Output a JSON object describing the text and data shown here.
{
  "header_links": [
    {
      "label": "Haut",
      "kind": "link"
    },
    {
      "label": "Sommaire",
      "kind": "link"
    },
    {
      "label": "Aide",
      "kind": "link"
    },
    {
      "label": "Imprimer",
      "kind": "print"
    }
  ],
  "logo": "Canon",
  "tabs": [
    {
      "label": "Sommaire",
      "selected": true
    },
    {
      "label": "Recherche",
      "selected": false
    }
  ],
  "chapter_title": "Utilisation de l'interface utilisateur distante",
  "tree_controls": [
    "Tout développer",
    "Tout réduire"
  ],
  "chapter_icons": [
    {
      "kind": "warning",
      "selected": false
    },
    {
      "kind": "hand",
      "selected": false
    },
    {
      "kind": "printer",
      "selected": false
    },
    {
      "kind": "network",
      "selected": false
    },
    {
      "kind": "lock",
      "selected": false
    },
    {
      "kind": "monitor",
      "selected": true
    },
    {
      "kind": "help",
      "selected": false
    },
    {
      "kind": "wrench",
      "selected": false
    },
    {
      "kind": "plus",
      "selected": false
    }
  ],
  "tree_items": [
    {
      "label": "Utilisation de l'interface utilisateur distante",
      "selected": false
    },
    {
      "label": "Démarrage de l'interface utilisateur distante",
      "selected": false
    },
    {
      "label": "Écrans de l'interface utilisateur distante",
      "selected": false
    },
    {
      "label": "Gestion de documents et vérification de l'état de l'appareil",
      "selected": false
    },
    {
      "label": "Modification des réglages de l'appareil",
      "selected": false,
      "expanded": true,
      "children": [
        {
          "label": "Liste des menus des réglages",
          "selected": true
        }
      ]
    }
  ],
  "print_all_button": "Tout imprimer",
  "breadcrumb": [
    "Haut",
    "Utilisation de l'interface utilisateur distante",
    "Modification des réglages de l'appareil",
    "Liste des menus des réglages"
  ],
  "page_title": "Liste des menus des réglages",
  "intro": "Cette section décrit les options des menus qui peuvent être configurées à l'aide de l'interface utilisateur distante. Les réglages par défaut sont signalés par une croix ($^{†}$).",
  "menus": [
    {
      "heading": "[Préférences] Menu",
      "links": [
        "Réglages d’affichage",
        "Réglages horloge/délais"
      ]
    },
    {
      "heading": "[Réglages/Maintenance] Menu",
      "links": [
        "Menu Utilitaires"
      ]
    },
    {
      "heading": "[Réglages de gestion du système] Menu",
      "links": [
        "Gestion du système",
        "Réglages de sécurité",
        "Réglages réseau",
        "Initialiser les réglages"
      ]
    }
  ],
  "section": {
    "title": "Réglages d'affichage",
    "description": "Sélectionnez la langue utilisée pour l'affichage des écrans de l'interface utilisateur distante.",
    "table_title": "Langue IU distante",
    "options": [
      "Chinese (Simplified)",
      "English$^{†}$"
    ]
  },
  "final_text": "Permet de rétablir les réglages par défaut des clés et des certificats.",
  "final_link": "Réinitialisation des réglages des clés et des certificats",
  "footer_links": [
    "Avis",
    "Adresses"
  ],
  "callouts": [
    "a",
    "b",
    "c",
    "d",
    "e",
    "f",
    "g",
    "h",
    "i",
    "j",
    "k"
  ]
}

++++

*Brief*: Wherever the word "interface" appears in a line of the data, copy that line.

*Task result*:
  "chapter_title": "Utilisation de l'interface utilisateur distante",
      "label": "Utilisation de l'interface utilisateur distante",
      "label": "Démarrage de l'interface utilisateur distante",
      "label": "Écrans de l'interface utilisateur distante",
    "Utilisation de l'interface utilisateur distante",
  "intro": "Cette section décrit les options des menus qui peuvent être configurées à l'aide de l'interface utilisateur distante. Les réglages par défaut sont signalés par une croix ($^{†}$).",
    "description": "Sélectionnez la langue utilisée pour l'affichage des écrans de l'interface utilisateur distante.",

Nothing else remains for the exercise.